About this task
Nothing but the records beneath, reproduced exactly, should appear in the answer.

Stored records
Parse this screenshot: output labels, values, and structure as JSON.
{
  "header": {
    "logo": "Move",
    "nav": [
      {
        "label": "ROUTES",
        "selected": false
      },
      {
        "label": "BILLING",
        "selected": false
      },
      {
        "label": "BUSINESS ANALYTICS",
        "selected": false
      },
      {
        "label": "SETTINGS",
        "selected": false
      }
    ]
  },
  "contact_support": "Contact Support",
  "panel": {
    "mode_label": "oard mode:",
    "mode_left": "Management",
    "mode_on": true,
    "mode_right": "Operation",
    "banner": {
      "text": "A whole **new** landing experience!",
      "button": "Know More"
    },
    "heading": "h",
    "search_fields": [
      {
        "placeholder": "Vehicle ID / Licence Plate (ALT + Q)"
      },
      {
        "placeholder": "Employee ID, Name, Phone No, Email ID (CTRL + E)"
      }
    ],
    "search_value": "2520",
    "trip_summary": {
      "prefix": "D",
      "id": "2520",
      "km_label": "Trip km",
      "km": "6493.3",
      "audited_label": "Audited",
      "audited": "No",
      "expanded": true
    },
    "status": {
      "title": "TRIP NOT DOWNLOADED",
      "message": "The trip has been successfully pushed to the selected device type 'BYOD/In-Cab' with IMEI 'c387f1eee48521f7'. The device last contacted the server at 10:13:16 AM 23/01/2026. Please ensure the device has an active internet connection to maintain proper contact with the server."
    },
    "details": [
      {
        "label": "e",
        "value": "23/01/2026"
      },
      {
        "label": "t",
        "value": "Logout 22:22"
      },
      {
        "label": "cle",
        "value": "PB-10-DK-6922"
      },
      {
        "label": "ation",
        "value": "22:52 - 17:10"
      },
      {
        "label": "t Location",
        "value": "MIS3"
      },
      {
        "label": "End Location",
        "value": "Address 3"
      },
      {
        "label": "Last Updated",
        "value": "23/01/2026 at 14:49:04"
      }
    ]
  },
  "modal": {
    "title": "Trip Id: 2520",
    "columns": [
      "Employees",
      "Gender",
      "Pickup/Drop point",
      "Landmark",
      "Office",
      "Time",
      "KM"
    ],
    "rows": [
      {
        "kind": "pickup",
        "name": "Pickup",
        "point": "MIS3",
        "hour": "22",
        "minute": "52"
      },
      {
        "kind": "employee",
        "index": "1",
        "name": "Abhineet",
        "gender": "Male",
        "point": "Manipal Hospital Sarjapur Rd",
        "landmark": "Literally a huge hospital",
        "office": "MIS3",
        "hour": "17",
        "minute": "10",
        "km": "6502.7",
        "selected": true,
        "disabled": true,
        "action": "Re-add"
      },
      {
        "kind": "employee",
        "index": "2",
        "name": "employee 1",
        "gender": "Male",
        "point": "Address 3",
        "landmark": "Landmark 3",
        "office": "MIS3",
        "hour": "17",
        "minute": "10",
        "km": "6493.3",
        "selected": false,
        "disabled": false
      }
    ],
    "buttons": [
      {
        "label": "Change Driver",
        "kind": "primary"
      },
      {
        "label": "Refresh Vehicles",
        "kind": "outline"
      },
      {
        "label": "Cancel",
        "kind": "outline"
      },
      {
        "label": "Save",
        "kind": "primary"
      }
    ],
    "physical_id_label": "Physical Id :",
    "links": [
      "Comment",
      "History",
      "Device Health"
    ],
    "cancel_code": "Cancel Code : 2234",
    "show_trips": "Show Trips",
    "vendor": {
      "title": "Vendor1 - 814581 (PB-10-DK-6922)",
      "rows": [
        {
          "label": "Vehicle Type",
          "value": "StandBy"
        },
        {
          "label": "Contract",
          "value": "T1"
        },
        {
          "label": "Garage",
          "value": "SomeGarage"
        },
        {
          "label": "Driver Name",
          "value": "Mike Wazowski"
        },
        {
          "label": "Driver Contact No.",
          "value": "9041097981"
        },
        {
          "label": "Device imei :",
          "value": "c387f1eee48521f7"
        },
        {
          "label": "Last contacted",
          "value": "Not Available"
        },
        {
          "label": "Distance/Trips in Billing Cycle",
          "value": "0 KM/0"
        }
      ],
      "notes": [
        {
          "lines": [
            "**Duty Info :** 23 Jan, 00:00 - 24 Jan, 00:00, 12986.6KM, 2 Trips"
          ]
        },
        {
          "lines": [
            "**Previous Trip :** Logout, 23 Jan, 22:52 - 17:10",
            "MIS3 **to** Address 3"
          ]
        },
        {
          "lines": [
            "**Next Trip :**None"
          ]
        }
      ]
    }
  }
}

Reply
Parse this screenshot: output labels, values, and structure as JSON.
{
  "header": {
    "logo": "Move",
    "nav": [
      {
        "label": "ROUTES",
        "selected": false
      },
      {
        "label": "BILLING",
        "selected": false
      },
      {
        "label": "BUSINESS ANALYTICS",
        "selected": false
      },
      {
        "label": "SETTINGS",
        "selected": false
      }
    ]
  },
  "contact_support": "Contact Support",
  "panel": {
    "mode_label": "oard mode:",
    "mode_left": "Management",
    "mode_on": true,
    "mode_right": "Operation",
    "banner": {
      "text": "A whole **new** landing experience!",
      "button": "Know More"
    },
    "heading": "h",
    "search_fields": [
      {
        "placeholder": "Vehicle ID / Licence Plate (ALT + Q)"
      },
      {
        "placeholder": "Employee ID, Name, Phone No, Email ID (CTRL + E)"
      }
    ],
    "search_value": "2520",
    "trip_summary": {
      "prefix": "D",
      "id": "2520",
      "km_label": "Trip km",
      "km": "6493.3",
      "audited_label": "Audited",
      "audited": "No",
      "expanded": true
    },
    "status": {
      "title": "TRIP NOT DOWNLOADED",
      "message": "The trip has been successfully pushed to the selected device type 'BYOD/In-Cab' with IMEI 'c387f1eee48521f7'. The device last contacted the server at 10:13:16 AM 23/01/2026. Please ensure the device has an active internet connection to maintain proper contact with the server."
    },
    "details": [
      {
        "label": "e",
        "value": "23/01/2026"
      },
      {
        "label": "t",
        "value": "Logout 22:22"
      },
      {
        "label": "cle",
        "value": "PB-10-DK-6922"
      },
      {
        "label": "ation",
        "value": "22:52 - 17:10"
      },
      {
        "label": "t Location",
        "value": "MIS3"
      },
      {
        "label": "End Location",
        "value": "Address 3"
      },
      {
        "label": "Last Updated",
        "value": "23/01/2026 at 14:49:04"
      }
    ]
  },
  "modal": {
    "title": "Trip Id: 2520",
    "columns": [
      "Employees",
      "Gender",
      "Pickup/Drop point",
      "Landmark",
      "Office",
      "Time",
      "KM"
    ],
    "rows": [
      {
        "kind": "pickup",
        "name": "Pickup",
        "point": "MIS3",
        "hour": "22",
        "minute": "52"
      },
      {
        "kind": "employee",
        "index": "1",
        "name": "Abhineet",
        "gender": "Male",
        "point": "Manipal Hospital Sarjapur Rd",
        "landmark": "Literally a huge hospital",
        "office": "MIS3",
        "hour": "17",
        "minute": "10",
        "km": "6502.7",
        "selected": true,
        "disabled": true,
        "action": "Re-add"
      },
      {
        "kind": "employee",
        "index": "2",
        "name": "employee 1",
        "gender": "Male",
        "point": "Address 3",
        "landmark": "Landmark 3",
        "office": "MIS3",
        "hour": "17",
        "minute": "10",
        "km": "6493.3",
        "selected": false,
        "disabled": false
      }
    ],
    "buttons": [
      {
        "label": "Change Driver",
        "kind": "primary"
      },
      {
        "label": "Refresh Vehicles",
        "kind": "outline"
      },
      {
        "label": "Cancel",
        "kind": "outline"
      },
      {
        "label": "Save",
        "kind": "primary"
      }
    ],
    "physical_id_label": "Physical Id :",
    "links": [
      "Comment",
      "History",
      "Device Health"
    ],
    "cancel_code": "Cancel Code : 2234",
    "show_trips": "Show Trips",
    "vendor": {
      "title": "Vendor1 - 814581 (PB-10-DK-6922)",
      "rows": [
        {
          "label": "Vehicle Type",
          "value": "StandBy"
        },
        {
          "label": "Contract",
          "value": "T1"
        },
        {
          "label": "Garage",
          "value": "SomeGarage"
        },
        {
          "label": "Driver Name",
          "value": "Mike Wazowski"
        },
        {
          "label": "Driver Contact No.",
          "value": "9041097981"
        },
        {
          "label": "Device imei :",
          "value": "c387f1eee48521f7"
        },
        {
          "label": "Last contacted",
          "value": "Not Available"
        },
        {
          "label": "Distance/Trips in Billing Cycle",
          "value": "0 KM/0"
        }
      ],
      "notes": [
        {
          "lines": [
            "**Duty Info :** 23 Jan, 00:00 - 24 Jan, 00:00, 12986.6KM, 2 Trips"
          ]
        },
        {
          "lines": [
            "**Previous Trip :** Logout, 23 Jan, 22:52 - 17:10",
            "MIS3 **to** Address 3"
          ]
        },
        {
          "lines": [
            "**Next Trip :**None"
          ]
        }
      ]
    }
  }
}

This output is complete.